_Provided data:_
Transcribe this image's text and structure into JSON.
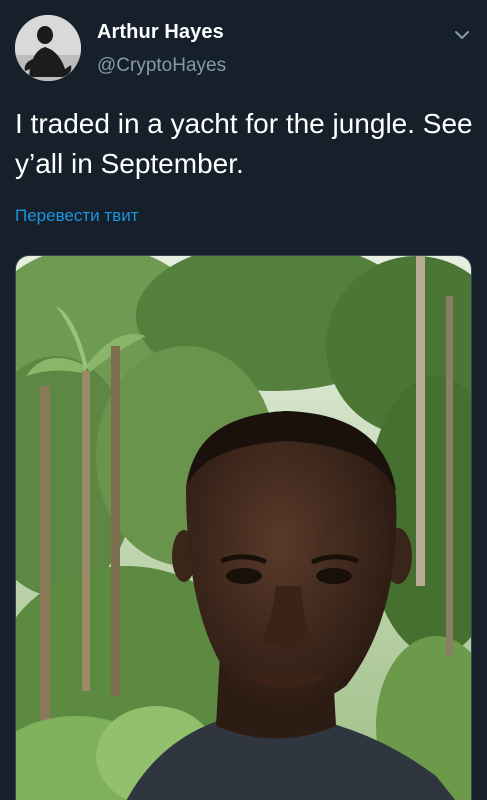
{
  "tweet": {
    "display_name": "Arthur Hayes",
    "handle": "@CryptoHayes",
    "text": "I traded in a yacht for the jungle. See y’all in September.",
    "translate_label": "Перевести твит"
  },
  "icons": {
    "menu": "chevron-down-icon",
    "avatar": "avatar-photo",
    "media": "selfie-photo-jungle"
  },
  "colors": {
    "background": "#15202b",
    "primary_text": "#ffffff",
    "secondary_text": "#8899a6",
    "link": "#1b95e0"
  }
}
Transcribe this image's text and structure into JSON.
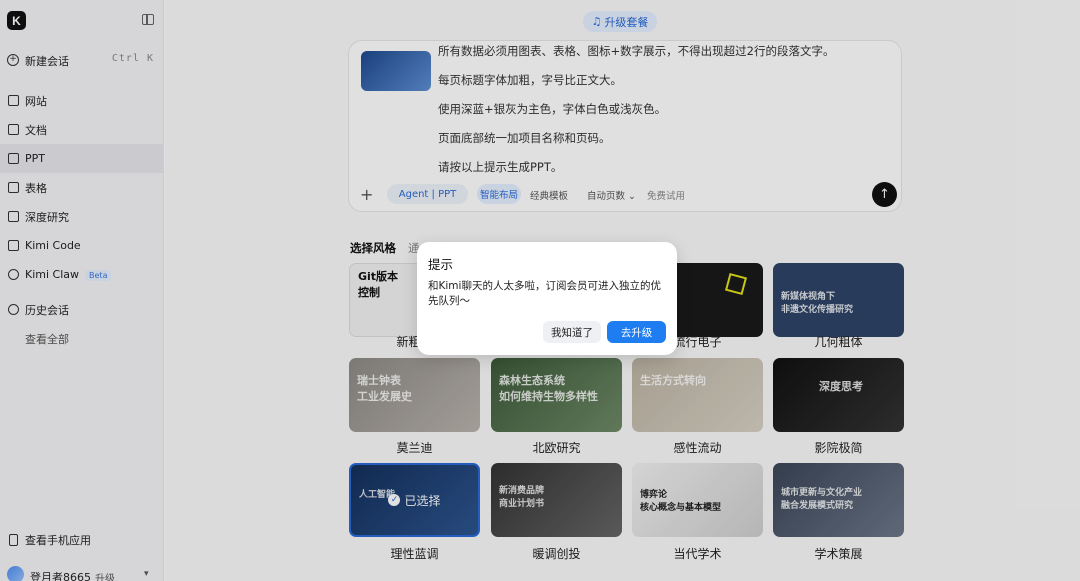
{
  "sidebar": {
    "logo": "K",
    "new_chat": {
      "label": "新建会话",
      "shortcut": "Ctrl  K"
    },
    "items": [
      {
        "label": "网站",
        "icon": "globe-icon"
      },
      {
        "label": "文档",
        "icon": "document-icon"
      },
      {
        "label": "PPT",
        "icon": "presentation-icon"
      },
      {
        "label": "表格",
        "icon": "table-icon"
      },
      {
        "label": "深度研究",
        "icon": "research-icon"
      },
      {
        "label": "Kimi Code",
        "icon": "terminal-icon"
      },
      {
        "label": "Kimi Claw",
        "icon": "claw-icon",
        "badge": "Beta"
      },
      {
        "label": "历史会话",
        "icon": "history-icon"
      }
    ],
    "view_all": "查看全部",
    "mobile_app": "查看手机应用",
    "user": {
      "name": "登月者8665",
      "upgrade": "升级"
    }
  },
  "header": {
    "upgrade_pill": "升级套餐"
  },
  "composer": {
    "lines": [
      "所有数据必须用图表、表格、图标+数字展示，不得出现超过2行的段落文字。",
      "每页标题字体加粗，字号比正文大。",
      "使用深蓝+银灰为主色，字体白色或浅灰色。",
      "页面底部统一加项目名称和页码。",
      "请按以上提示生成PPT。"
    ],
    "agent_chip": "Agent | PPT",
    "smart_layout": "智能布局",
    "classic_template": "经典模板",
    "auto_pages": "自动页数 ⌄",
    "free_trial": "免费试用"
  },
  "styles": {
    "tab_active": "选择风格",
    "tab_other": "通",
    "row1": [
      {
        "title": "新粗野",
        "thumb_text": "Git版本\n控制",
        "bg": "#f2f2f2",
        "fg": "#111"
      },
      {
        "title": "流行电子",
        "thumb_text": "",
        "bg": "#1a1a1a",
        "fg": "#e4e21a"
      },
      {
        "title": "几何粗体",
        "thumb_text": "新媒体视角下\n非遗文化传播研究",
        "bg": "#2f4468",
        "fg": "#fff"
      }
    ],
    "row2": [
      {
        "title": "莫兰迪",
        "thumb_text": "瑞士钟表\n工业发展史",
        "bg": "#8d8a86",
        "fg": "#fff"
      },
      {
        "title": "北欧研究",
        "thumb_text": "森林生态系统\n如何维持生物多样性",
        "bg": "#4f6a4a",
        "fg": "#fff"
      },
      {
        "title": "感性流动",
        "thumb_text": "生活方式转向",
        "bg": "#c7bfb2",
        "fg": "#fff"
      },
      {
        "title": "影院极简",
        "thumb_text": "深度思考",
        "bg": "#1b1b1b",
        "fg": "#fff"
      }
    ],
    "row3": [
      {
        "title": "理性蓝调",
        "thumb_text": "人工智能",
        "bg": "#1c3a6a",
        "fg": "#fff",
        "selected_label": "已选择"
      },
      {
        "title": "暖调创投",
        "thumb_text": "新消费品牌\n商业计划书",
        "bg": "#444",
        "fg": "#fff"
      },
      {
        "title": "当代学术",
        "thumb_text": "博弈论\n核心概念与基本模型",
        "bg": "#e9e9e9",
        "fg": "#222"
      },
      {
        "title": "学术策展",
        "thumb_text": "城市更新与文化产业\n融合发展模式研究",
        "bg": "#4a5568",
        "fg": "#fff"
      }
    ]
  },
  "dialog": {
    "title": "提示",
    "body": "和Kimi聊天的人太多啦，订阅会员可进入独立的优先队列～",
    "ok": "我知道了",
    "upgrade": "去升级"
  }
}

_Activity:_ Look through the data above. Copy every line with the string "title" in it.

_Your solution:_
        "title": "新粗野",
        "title": "流行电子",
        "title": "几何粗体",
        "title": "莫兰迪",
        "title": "北欧研究",
        "title": "感性流动",
        "title": "影院极简",
        "title": "理性蓝调",
        "title": "暖调创投",
        "title": "当代学术",
        "title": "学术策展",
    "title": "提示",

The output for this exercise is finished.